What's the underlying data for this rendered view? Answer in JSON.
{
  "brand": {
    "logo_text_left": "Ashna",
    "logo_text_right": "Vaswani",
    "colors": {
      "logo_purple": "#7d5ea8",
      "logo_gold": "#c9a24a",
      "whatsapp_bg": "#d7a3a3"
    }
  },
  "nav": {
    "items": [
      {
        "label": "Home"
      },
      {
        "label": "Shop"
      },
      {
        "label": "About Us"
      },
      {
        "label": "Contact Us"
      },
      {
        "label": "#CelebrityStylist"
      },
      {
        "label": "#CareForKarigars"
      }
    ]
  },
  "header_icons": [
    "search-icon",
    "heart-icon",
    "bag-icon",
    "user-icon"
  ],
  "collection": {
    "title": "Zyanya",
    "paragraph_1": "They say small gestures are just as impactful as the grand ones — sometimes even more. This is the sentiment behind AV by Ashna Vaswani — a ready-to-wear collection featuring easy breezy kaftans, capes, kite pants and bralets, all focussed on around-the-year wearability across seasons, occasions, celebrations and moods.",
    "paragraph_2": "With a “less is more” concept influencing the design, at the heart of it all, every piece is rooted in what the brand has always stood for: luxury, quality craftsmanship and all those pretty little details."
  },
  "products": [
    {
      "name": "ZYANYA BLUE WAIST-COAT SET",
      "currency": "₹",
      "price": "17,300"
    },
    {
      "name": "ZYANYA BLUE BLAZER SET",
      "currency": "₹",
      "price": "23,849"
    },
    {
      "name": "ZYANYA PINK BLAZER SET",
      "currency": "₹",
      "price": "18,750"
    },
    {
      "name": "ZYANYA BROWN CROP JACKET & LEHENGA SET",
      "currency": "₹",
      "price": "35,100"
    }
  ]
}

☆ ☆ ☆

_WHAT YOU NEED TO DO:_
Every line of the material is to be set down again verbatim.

_REPLY TO THE EXERCISE:_
What's the underlying data for this rendered view? Answer in JSON.
{
  "brand": {
    "logo_text_left": "Ashna",
    "logo_text_right": "Vaswani",
    "colors": {
      "logo_purple": "#7d5ea8",
      "logo_gold": "#c9a24a",
      "whatsapp_bg": "#d7a3a3"
    }
  },
  "nav": {
    "items": [
      {
        "label": "Home"
      },
      {
        "label": "Shop"
      },
      {
        "label": "About Us"
      },
      {
        "label": "Contact Us"
      },
      {
        "label": "#CelebrityStylist"
      },
      {
        "label": "#CareForKarigars"
      }
    ]
  },
  "header_icons": [
    "search-icon",
    "heart-icon",
    "bag-icon",
    "user-icon"
  ],
  "collection": {
    "title": "Zyanya",
    "paragraph_1": "They say small gestures are just as impactful as the grand ones — sometimes even more. This is the sentiment behind AV by Ashna Vaswani — a ready-to-wear collection featuring easy breezy kaftans, capes, kite pants and bralets, all focussed on around-the-year wearability across seasons, occasions, celebrations and moods.",
    "paragraph_2": "With a “less is more” concept influencing the design, at the heart of it all, every piece is rooted in what the brand has always stood for: luxury, quality craftsmanship and all those pretty little details."
  },
  "products": [
    {
      "name": "ZYANYA BLUE WAIST-COAT SET",
      "currency": "₹",
      "price": "17,300"
    },
    {
      "name": "ZYANYA BLUE BLAZER SET",
      "currency": "₹",
      "price": "23,849"
    },
    {
      "name": "ZYANYA PINK BLAZER SET",
      "currency": "₹",
      "price": "18,750"
    },
    {
      "name": "ZYANYA BROWN CROP JACKET & LEHENGA SET",
      "currency": "₹",
      "price": "35,100"
    }
  ]
}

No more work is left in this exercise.